[Exercise] What is the number of lines in the data that contain "Packages"? Respond with nothing else.

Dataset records
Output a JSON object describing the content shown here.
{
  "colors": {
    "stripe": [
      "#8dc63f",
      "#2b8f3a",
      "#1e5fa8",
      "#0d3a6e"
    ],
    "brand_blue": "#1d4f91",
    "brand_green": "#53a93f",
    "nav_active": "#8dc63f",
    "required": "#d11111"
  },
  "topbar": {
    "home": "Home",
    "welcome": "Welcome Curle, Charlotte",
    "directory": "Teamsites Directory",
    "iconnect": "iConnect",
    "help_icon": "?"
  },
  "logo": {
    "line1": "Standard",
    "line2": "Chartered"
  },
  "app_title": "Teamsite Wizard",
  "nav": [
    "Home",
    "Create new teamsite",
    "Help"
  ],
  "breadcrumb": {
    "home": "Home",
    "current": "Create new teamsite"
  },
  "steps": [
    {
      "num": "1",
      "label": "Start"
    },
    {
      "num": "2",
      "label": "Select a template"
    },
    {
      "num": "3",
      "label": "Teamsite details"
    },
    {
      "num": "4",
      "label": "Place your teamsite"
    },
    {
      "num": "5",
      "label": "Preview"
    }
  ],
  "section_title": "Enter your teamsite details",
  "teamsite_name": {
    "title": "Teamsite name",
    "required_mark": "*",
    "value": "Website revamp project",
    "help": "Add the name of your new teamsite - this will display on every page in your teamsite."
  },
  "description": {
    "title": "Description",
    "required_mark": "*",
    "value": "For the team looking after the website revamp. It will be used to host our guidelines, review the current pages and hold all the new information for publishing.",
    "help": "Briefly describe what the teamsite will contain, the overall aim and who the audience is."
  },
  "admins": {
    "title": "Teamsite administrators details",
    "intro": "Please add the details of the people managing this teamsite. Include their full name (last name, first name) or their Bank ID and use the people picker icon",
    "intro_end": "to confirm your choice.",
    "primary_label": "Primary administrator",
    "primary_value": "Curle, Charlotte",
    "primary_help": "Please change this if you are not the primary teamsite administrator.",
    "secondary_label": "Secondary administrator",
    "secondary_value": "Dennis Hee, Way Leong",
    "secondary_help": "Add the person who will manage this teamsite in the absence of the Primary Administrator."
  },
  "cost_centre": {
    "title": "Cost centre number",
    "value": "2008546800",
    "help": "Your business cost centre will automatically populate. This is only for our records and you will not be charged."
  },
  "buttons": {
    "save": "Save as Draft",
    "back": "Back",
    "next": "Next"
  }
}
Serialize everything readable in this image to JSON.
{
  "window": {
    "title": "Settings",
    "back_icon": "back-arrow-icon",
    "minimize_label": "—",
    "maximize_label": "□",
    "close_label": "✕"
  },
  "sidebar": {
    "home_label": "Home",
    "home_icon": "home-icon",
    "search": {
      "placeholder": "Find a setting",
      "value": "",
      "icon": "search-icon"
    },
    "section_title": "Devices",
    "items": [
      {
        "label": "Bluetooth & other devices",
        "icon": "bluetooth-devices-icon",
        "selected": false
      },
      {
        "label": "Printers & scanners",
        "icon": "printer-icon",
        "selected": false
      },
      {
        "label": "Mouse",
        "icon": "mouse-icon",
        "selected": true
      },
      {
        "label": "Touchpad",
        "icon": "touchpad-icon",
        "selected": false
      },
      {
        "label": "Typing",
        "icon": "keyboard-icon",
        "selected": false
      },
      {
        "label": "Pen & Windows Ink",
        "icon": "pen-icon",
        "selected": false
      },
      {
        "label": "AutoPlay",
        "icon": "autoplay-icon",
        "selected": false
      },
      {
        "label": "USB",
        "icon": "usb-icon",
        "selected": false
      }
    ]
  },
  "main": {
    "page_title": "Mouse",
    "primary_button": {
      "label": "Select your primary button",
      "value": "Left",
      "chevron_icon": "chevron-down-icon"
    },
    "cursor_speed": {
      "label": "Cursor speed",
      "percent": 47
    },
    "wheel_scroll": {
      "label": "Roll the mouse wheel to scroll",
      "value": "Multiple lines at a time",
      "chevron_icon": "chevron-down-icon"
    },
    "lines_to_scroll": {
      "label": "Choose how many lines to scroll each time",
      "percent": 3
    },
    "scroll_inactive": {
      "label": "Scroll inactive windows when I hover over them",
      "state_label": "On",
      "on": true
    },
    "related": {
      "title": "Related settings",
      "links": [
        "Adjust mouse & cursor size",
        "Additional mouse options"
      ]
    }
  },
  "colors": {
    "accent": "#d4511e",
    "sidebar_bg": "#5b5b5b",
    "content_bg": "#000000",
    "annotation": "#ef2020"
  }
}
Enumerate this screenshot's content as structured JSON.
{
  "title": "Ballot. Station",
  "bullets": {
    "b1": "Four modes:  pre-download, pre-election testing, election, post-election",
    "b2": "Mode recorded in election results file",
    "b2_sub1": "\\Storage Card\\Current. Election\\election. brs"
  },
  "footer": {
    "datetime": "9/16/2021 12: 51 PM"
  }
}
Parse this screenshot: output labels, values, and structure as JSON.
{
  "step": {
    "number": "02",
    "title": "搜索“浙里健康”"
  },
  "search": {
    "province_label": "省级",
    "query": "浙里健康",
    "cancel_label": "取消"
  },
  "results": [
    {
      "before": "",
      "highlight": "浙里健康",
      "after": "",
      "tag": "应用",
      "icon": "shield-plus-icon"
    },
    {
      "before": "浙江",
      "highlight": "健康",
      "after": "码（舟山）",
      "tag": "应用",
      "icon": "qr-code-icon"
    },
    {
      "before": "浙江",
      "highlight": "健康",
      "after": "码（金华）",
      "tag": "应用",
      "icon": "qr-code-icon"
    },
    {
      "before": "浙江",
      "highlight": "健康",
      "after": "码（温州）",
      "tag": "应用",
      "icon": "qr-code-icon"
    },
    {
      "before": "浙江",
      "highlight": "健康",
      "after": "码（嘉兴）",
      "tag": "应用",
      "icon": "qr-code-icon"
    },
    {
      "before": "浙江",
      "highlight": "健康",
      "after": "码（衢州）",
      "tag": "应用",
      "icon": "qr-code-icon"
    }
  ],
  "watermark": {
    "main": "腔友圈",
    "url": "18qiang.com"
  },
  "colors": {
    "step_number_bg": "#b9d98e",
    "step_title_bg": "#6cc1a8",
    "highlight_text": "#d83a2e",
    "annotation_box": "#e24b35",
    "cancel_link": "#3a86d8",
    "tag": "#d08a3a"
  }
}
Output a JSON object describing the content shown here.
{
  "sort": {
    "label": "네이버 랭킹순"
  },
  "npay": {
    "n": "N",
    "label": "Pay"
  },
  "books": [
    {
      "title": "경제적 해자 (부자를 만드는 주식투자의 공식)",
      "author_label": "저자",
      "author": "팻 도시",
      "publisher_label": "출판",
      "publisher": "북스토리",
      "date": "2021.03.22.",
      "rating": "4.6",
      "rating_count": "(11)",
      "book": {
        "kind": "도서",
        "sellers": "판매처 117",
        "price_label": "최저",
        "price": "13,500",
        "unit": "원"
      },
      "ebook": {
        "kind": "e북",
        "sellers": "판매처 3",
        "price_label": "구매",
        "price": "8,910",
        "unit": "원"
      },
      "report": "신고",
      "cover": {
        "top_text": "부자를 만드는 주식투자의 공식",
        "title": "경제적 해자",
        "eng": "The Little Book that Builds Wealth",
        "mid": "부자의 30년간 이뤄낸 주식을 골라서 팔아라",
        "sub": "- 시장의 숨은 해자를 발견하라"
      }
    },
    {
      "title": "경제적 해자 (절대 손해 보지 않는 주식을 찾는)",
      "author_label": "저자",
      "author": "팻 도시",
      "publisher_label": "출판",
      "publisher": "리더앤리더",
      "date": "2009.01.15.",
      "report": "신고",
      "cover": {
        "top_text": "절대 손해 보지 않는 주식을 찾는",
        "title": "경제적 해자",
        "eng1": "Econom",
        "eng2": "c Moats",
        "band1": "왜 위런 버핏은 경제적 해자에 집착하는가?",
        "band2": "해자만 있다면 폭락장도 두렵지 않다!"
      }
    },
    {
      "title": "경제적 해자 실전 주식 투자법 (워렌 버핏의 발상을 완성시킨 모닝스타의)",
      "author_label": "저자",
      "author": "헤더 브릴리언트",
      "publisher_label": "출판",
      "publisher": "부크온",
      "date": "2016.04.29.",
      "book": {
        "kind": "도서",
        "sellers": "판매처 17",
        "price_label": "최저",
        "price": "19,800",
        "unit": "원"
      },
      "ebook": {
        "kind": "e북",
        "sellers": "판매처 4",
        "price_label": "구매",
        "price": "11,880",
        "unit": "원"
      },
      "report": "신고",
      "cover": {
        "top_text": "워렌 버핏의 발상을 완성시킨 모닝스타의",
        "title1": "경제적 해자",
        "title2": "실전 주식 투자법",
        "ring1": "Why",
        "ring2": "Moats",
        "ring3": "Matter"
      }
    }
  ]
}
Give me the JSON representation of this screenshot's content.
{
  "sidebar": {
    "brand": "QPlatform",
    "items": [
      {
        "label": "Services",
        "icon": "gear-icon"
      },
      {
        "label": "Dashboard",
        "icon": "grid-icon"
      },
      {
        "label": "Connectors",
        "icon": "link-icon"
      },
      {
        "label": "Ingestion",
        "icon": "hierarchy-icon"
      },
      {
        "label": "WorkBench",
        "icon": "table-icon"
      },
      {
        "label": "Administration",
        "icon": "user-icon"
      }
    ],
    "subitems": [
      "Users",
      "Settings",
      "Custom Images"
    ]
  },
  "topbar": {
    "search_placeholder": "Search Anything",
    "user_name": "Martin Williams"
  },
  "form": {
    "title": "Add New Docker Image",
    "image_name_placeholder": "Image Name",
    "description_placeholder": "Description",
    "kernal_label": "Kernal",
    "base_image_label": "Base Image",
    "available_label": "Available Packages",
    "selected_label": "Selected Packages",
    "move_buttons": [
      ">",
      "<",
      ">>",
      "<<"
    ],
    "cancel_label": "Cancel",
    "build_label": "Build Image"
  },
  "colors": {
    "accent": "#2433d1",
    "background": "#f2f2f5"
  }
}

[Completed exercise] 2